Now that cost-effective epigenetic age assessment is a going concern, we will see all sorts of interesting correlations, such as the one noted here in patients with obstructive sleep apnea, before and after treatment. Since it remains unclear as to what exactly is being measured by epigenetic age, which aspects of aging and consequent metabolic dysfunction contribute to the outcome, a good deal of speculation is involved when thinking about why and how what is known of the consequences of sleep apnea relates to what is known of degenerative aging.
Obstructive sleep apnea (OSA) affects 22 million people in the U.S. and is linked to a higher risk of hypertension, heart attacks, stroke, diabetes, and many other chronic conditions. Age acceleration testing involves a blood test that analyzes DNA and uses an algorithm to measure a person's biological age. The phenomenon of a person's biological age surpassing their chronological age is called "epigenetic age acceleration", and is linked to overall mortality and to chronic diseases.
Researchers studied 16 adult nonsmokers who were diagnosed with OSA and compared them to eight control subjects without the condition to assess the impact of OSA on epigenetic age acceleration over a one-year period. After a baseline blood test, the OSA group received continuous positive airway pressure (CPAP) treatment for one year before being tested again.

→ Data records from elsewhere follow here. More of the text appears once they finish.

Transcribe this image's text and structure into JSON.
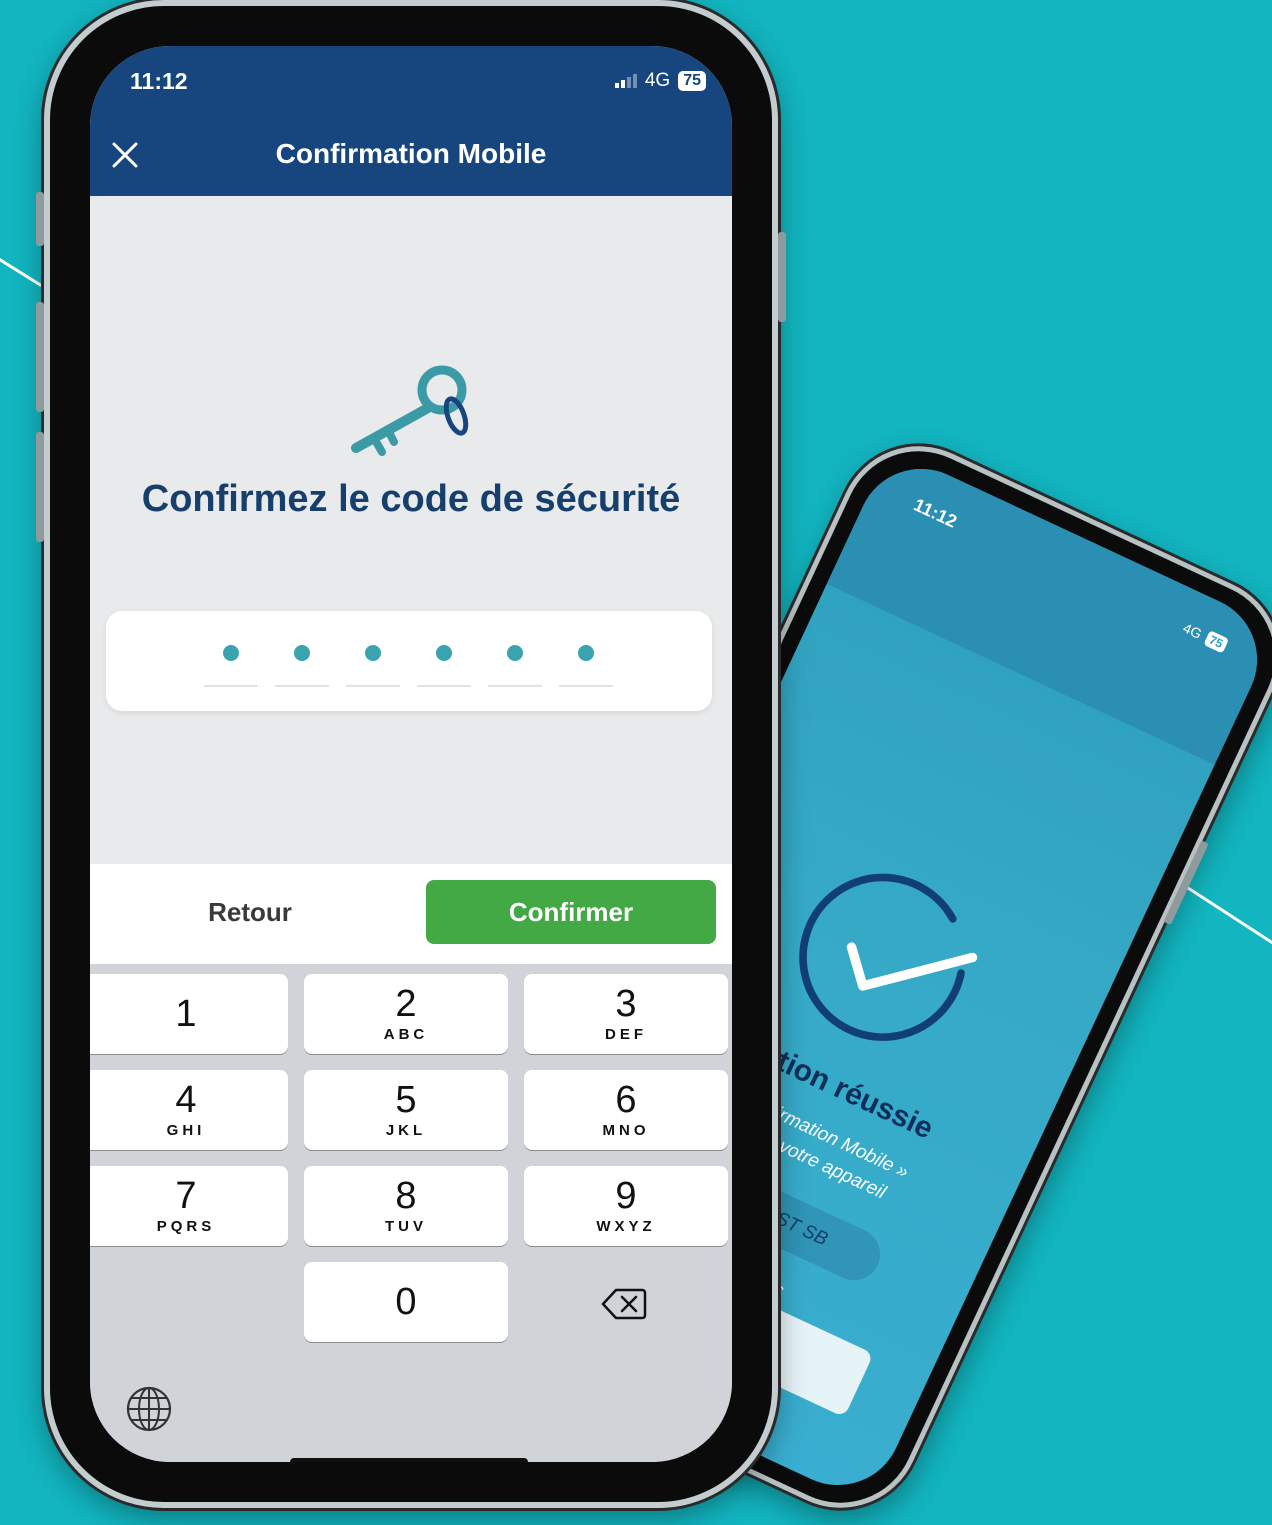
{
  "colors": {
    "background": "#12b5c0",
    "nav_bar": "#17467e",
    "headline": "#163f6e",
    "confirm_button": "#43a945",
    "code_dot": "#3aa3b0"
  },
  "status_bar": {
    "time": "11:12",
    "network": "4G",
    "battery": "75"
  },
  "nav": {
    "close_icon": "close-icon",
    "title": "Confirmation Mobile"
  },
  "security": {
    "icon": "key-icon",
    "headline": "Confirmez le code de sécurité",
    "code_length": 6,
    "filled_digits": 6
  },
  "actions": {
    "back_label": "Retour",
    "confirm_label": "Confirmer"
  },
  "keypad": {
    "keys": [
      {
        "digit": "1",
        "letters": ""
      },
      {
        "digit": "2",
        "letters": "ABC"
      },
      {
        "digit": "3",
        "letters": "DEF"
      },
      {
        "digit": "4",
        "letters": "GHI"
      },
      {
        "digit": "5",
        "letters": "JKL"
      },
      {
        "digit": "6",
        "letters": "MNO"
      },
      {
        "digit": "7",
        "letters": "PQRS"
      },
      {
        "digit": "8",
        "letters": "TUV"
      },
      {
        "digit": "9",
        "letters": "WXYZ"
      },
      {
        "digit": "0",
        "letters": ""
      }
    ],
    "backspace_icon": "backspace-icon",
    "globe_icon": "globe-icon"
  },
  "secondary_phone": {
    "status_time": "11:12",
    "network": "4G",
    "battery": "75",
    "icon": "check-circle-icon",
    "title": "cription réussie",
    "lines": [
      "é « Confirmation Mobile »",
      "nelle sur votre appareil"
    ],
    "pill": "de M TEST SB",
    "notes": [
      "érifications",
      "effectuées"
    ]
  }
}
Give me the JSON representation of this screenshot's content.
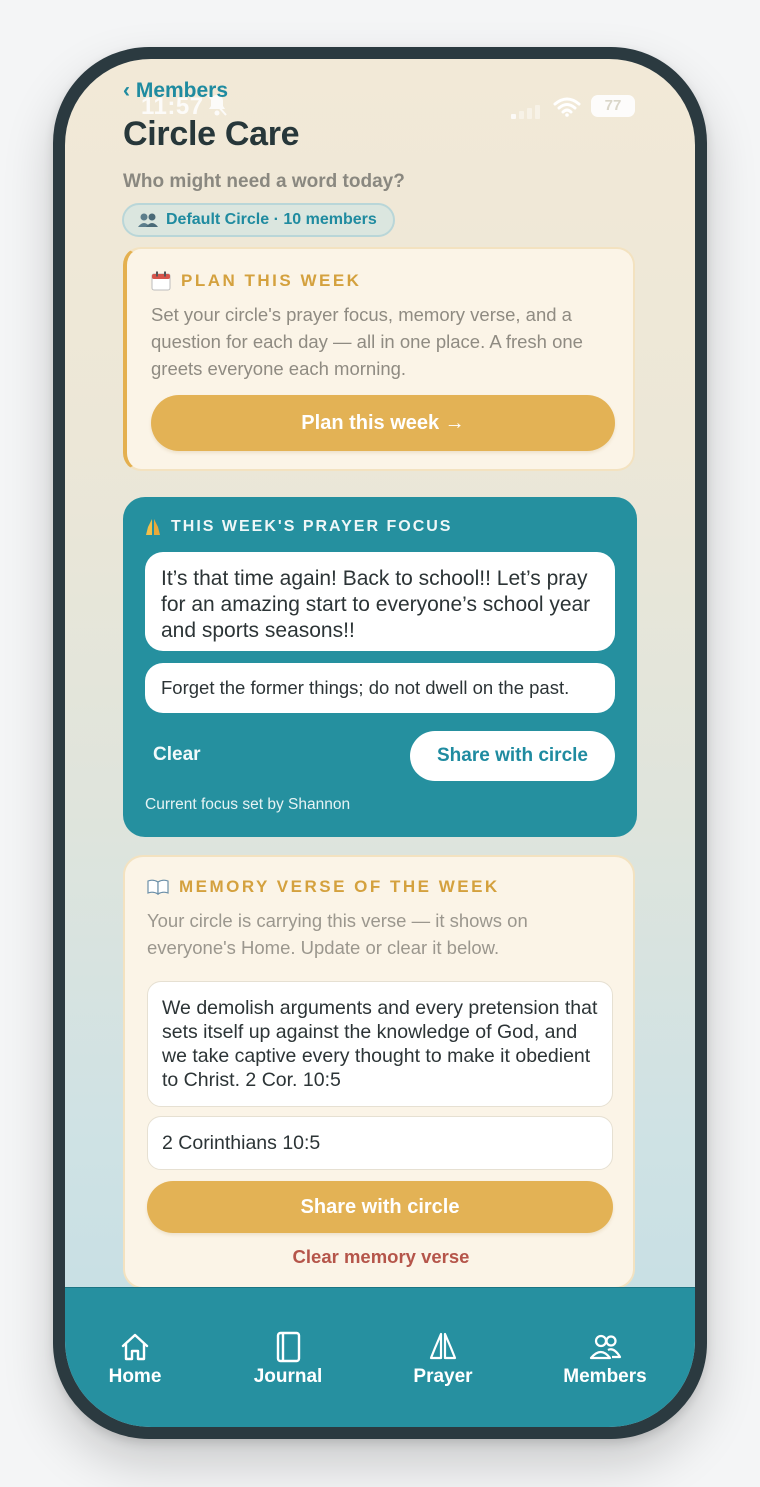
{
  "status_bar": {
    "time": "11:57",
    "battery": "77"
  },
  "nav": {
    "back_label": "Members"
  },
  "header": {
    "title": "Circle Care",
    "subtitle": "Who might need a word today?",
    "circle_pill": "Default Circle · 10 members"
  },
  "plan_card": {
    "eyebrow": "PLAN THIS WEEK",
    "description": "Set your circle's prayer focus, memory verse, and a question for each day — all in one place. A fresh one greets everyone each morning.",
    "button_label": "Plan this week →"
  },
  "prayer_focus": {
    "eyebrow": "THIS WEEK'S PRAYER FOCUS",
    "focus_text": "It’s that time again! Back to school!! Let’s pray for an amazing start to everyone’s school year and sports seasons!!",
    "verse_preview": "Forget the former things; do not dwell on the past.",
    "clear_label": "Clear",
    "share_label": "Share with circle",
    "set_by": "Current focus set by Shannon"
  },
  "memory_verse": {
    "eyebrow": "MEMORY VERSE OF THE WEEK",
    "description": "Your circle is carrying this verse — it shows on everyone's Home. Update or clear it below.",
    "verse_text": "We demolish arguments and every pretension that sets itself up against the knowledge of God, and we take captive every thought to make it obedient to Christ. 2 Cor. 10:5",
    "reference": "2 Corinthians 10:5",
    "share_label": "Share with circle",
    "clear_label": "Clear memory verse"
  },
  "tabbar": {
    "tabs": [
      {
        "label": "Home",
        "icon": "home-icon"
      },
      {
        "label": "Journal",
        "icon": "journal-icon"
      },
      {
        "label": "Prayer",
        "icon": "praying-hands-icon"
      },
      {
        "label": "Members",
        "icon": "members-icon"
      }
    ]
  },
  "colors": {
    "teal": "#2690a0",
    "gold": "#e3b255",
    "cream": "#fbf4e7",
    "danger": "#b5554a"
  }
}
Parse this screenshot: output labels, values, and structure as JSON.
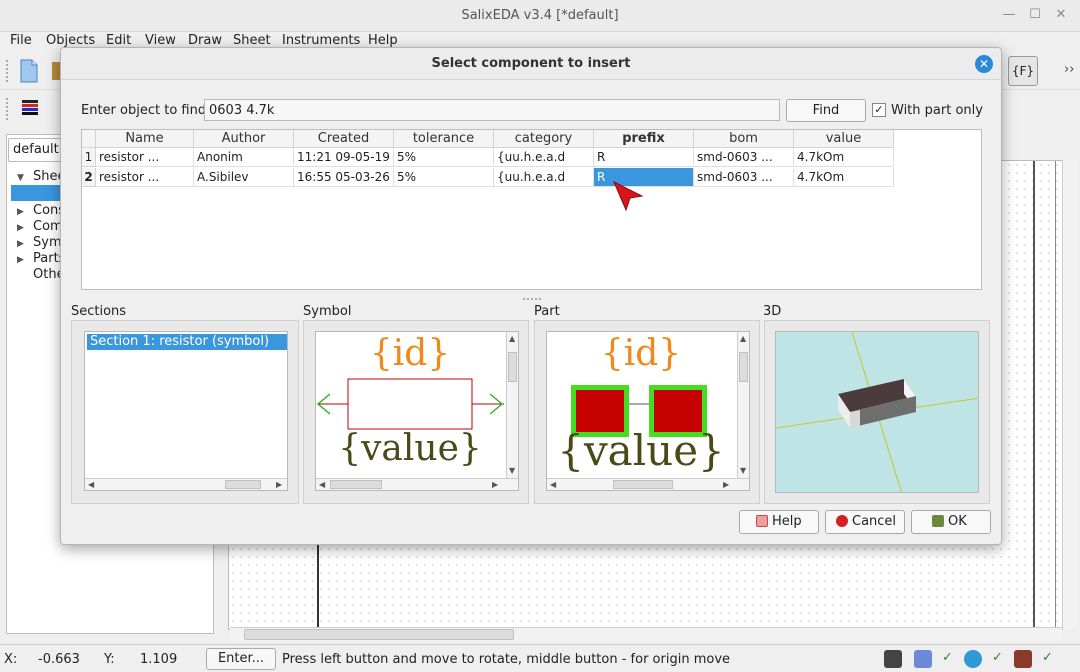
{
  "window": {
    "title": "SalixEDA v3.4 [*default]",
    "minimize_glyph": "—",
    "maximize_glyph": "☐",
    "close_glyph": "✕"
  },
  "menu": [
    "File",
    "Objects",
    "Edit",
    "View",
    "Draw",
    "Sheet",
    "Instruments",
    "Help"
  ],
  "toolbar": {
    "more_glyph": "››",
    "f_button": "{F}"
  },
  "sheet_combo": "default",
  "tree": {
    "items": [
      {
        "label": "Shee"
      },
      {
        "label": "Cons"
      },
      {
        "label": "Com"
      },
      {
        "label": "Sym"
      },
      {
        "label": "Parts"
      },
      {
        "label": "Othe"
      }
    ]
  },
  "dialog": {
    "title": "Select component to insert",
    "close_glyph": "✕",
    "find_label": "Enter object to find:",
    "find_value": "0603 4.7k",
    "find_button": "Find",
    "with_part_only_checked": true,
    "check_glyph": "✓",
    "with_part_only_label": "With part only",
    "columns": [
      "Name",
      "Author",
      "Created",
      "tolerance",
      "category",
      "prefix",
      "bom",
      "value"
    ],
    "rows": [
      {
        "num": "1",
        "cells": [
          "resistor ...",
          "Anonim",
          "11:21 09-05-19",
          "5%",
          "{uu.h.e.a.d",
          "R",
          "smd-0603 ...",
          "4.7kOm"
        ]
      },
      {
        "num": "2",
        "cells": [
          "resistor ...",
          "A.Sibilev",
          "16:55 05-03-26",
          "5%",
          "{uu.h.e.a.d",
          "R",
          "smd-0603 ...",
          "4.7kOm"
        ]
      }
    ],
    "selected_row": 1,
    "selected_col": 5,
    "sections_label": "Sections",
    "sections_items": [
      "Section 1: resistor (symbol)"
    ],
    "symbol_label": "Symbol",
    "part_label": "Part",
    "view3d_label": "3D",
    "symbol_id_text": "{id}",
    "symbol_value_text": "{value}",
    "part_id_text": "{id}",
    "part_value_text": "{value}",
    "help_button": "Help",
    "cancel_button": "Cancel",
    "ok_button": "OK"
  },
  "status": {
    "x_label": "X:",
    "x_value": "-0.663",
    "y_label": "Y:",
    "y_value": "1.109",
    "enter_button": "Enter...",
    "hint": "Press left button and move to rotate, middle button - for origin move",
    "check_glyph": "✓"
  },
  "colors": {
    "selection": "#3a96dd",
    "id_text": "#f0891a",
    "value_text": "#4a4a18",
    "pin_green": "#22b822",
    "pad_red": "#c40000",
    "pad_green": "#44dd22",
    "view3d_bg": "#bfe4e6"
  }
}
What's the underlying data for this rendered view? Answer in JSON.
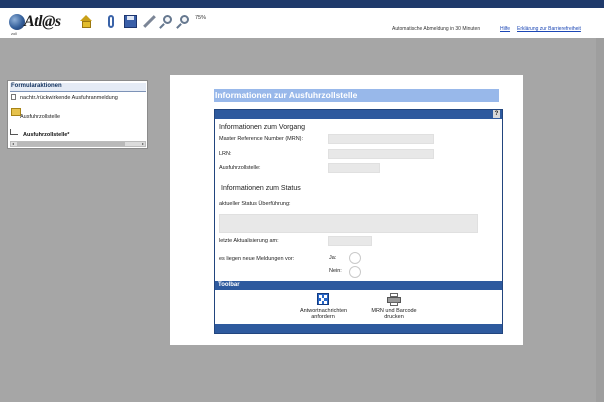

"Our results found that OSA-induced sleep disruptions and lower oxygen levels during sleep promoted faster biological age acceleration compared to the control group. However, the OSA patients who adhered to CPAP showed a deceleration of the epigenetic age, while the age acceleration trends did not change for the control group. Our results suggest that biological age acceleration is at least partially reversible when effective treatment of OSA is implemented."